(Source records)
-=-=-=-=-

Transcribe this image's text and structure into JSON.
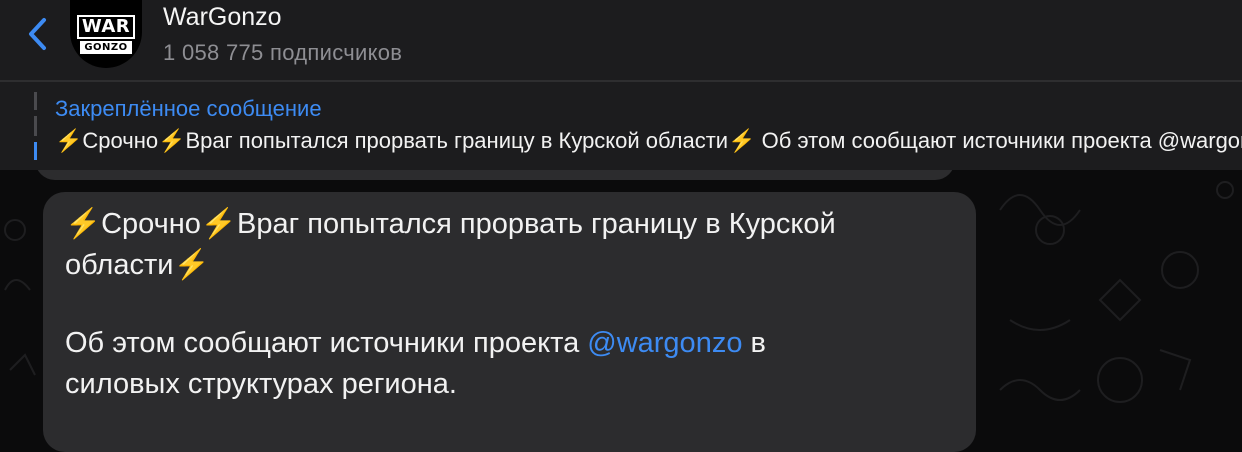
{
  "header": {
    "channel_name": "WarGonzo",
    "subscribers": "1 058 775 подписчиков",
    "avatar_logo_top": "WAR",
    "avatar_logo_bottom": "GONZO"
  },
  "pinned": {
    "label": "Закреплённое сообщение",
    "preview": "⚡️Срочно⚡️Враг попытался прорвать границу в Курской области⚡️  Об этом сообщают источники проекта @wargonzo в силовых структурах региона."
  },
  "message": {
    "line1": "⚡️Срочно⚡️Враг попытался прорвать границу в Курской",
    "line2": "области⚡️",
    "line3_before": "Об этом сообщают источники проекта ",
    "mention": "@wargonzo",
    "line3_after": " в",
    "line4": "силовых структурах региона."
  },
  "colors": {
    "accent": "#3d8bf3",
    "header_bg": "#1c1c1e",
    "bubble_bg": "#2c2c2e",
    "chat_bg": "#0b0b0c",
    "secondary_text": "#8e8e93"
  },
  "icons": {
    "back": "chevron-left-icon"
  }
}
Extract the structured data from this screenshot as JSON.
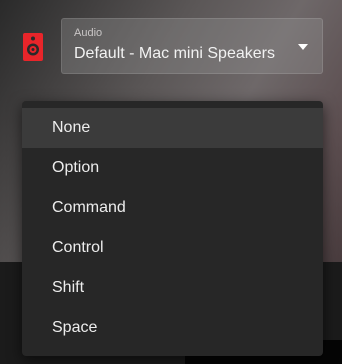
{
  "audio": {
    "label": "Audio",
    "value": "Default - Mac mini Speakers",
    "speaker_icon": "speaker-icon",
    "caret_icon": "caret-down-icon"
  },
  "colors": {
    "icon_red": "#e8252a",
    "menu_bg": "#272727",
    "menu_selected": "#3b3b3b"
  },
  "menu": {
    "items": [
      {
        "label": "None",
        "selected": true
      },
      {
        "label": "Option",
        "selected": false
      },
      {
        "label": "Command",
        "selected": false
      },
      {
        "label": "Control",
        "selected": false
      },
      {
        "label": "Shift",
        "selected": false
      },
      {
        "label": "Space",
        "selected": false
      }
    ]
  }
}
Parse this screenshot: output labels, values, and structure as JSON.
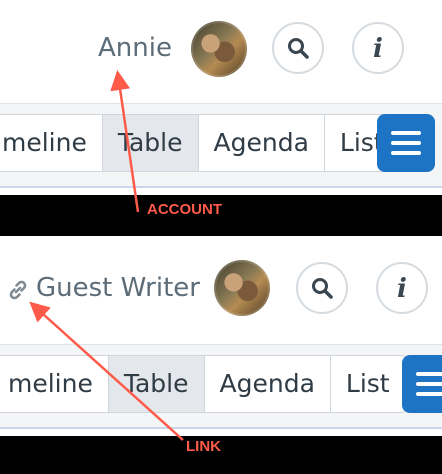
{
  "top": {
    "account_name": "Annie",
    "tabs": [
      "meline",
      "Table",
      "Agenda",
      "List"
    ],
    "active_tab": "Table",
    "annotation": "ACCOUNT"
  },
  "bottom": {
    "account_name": "Guest Writer",
    "tabs": [
      "meline",
      "Table",
      "Agenda",
      "List"
    ],
    "active_tab": "Table",
    "annotation": "LINK"
  },
  "icons": {
    "search": "search-icon",
    "info": "info-icon",
    "menu": "hamburger-menu-icon",
    "link": "link-icon"
  },
  "colors": {
    "annotation": "#ff5a4a",
    "menu_button": "#1d73c4",
    "name_text": "#5c6c78"
  }
}
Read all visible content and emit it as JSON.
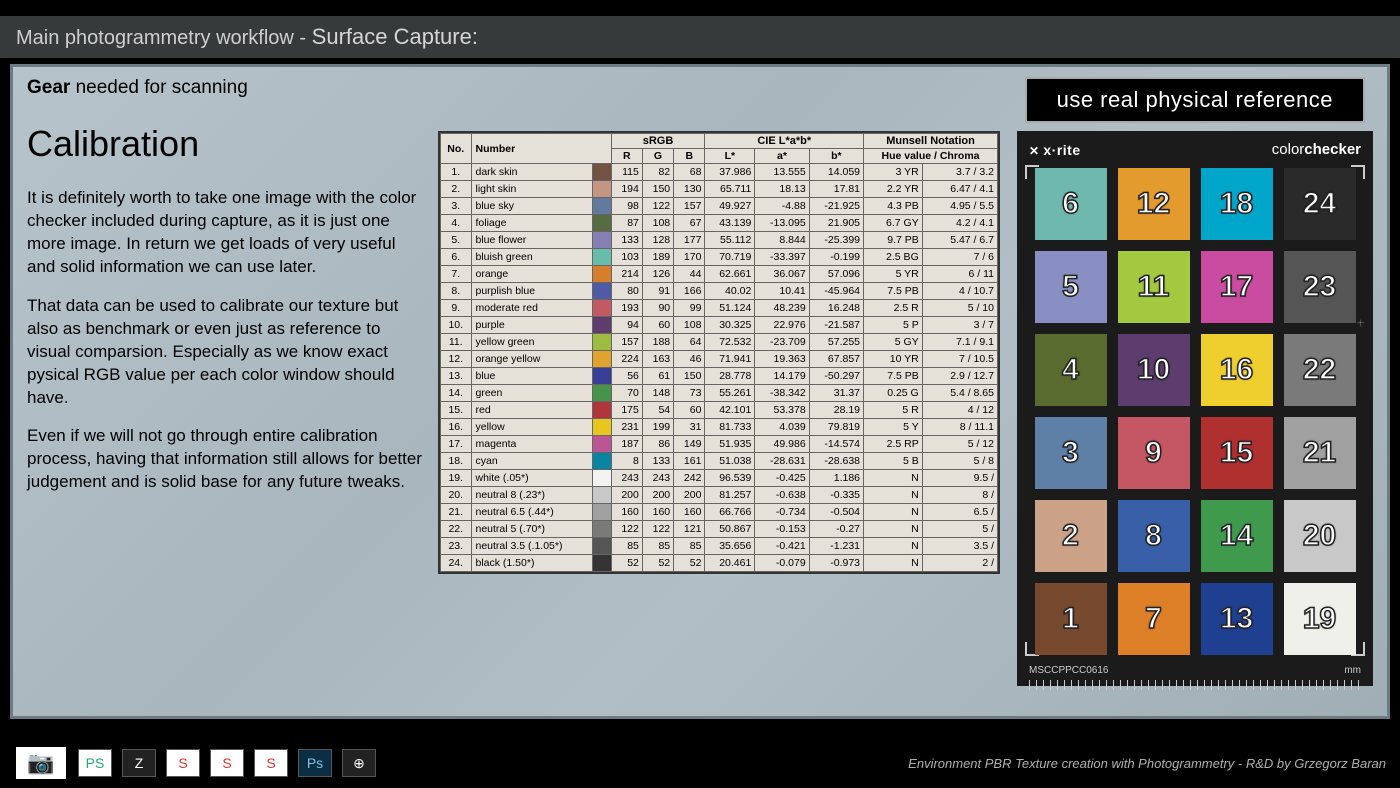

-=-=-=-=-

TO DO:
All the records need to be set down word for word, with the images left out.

ANSWER TO THE PROBLEM:
Transcribe this image's text and structure into JSON.
{
  "header": {
    "channel_name": "WarGonzo",
    "subscribers": "1 058 775 подписчиков",
    "avatar_logo_top": "WAR",
    "avatar_logo_bottom": "GONZO"
  },
  "pinned": {
    "label": "Закреплённое сообщение",
    "preview": "⚡️Срочно⚡️Враг попытался прорвать границу в Курской области⚡️  Об этом сообщают источники проекта @wargonzo в силовых структурах региона."
  },
  "message": {
    "line1": "⚡️Срочно⚡️Враг попытался прорвать границу в Курской",
    "line2": "области⚡️",
    "line3_before": "Об этом сообщают источники проекта ",
    "mention": "@wargonzo",
    "line3_after": " в",
    "line4": "силовых структурах региона."
  },
  "colors": {
    "accent": "#3d8bf3",
    "header_bg": "#1c1c1e",
    "bubble_bg": "#2c2c2e",
    "chat_bg": "#0b0b0c",
    "secondary_text": "#8e8e93"
  },
  "icons": {
    "back": "chevron-left-icon"
  }
}
Extract the structured data from this screenshot as JSON.
{
  "audio": {
    "label": "Audio",
    "value": "Default - Mac mini Speakers",
    "speaker_icon": "speaker-icon",
    "caret_icon": "caret-down-icon"
  },
  "colors": {
    "icon_red": "#e8252a",
    "menu_bg": "#272727",
    "menu_selected": "#3b3b3b"
  },
  "menu": {
    "items": [
      {
        "label": "None",
        "selected": true
      },
      {
        "label": "Option",
        "selected": false
      },
      {
        "label": "Command",
        "selected": false
      },
      {
        "label": "Control",
        "selected": false
      },
      {
        "label": "Shift",
        "selected": false
      },
      {
        "label": "Space",
        "selected": false
      }
    ]
  }
}
Parse this screenshot: output labels, values, and structure as JSON.
{
  "top": {
    "account_name": "Annie",
    "tabs": [
      "meline",
      "Table",
      "Agenda",
      "List"
    ],
    "active_tab": "Table",
    "annotation": "ACCOUNT"
  },
  "bottom": {
    "account_name": "Guest Writer",
    "tabs": [
      "meline",
      "Table",
      "Agenda",
      "List"
    ],
    "active_tab": "Table",
    "annotation": "LINK"
  },
  "icons": {
    "search": "search-icon",
    "info": "info-icon",
    "menu": "hamburger-menu-icon",
    "link": "link-icon"
  },
  "colors": {
    "annotation": "#ff5a4a",
    "menu_button": "#1d73c4",
    "name_text": "#5c6c78"
  }
}
Read all visible content and emit it as JSON.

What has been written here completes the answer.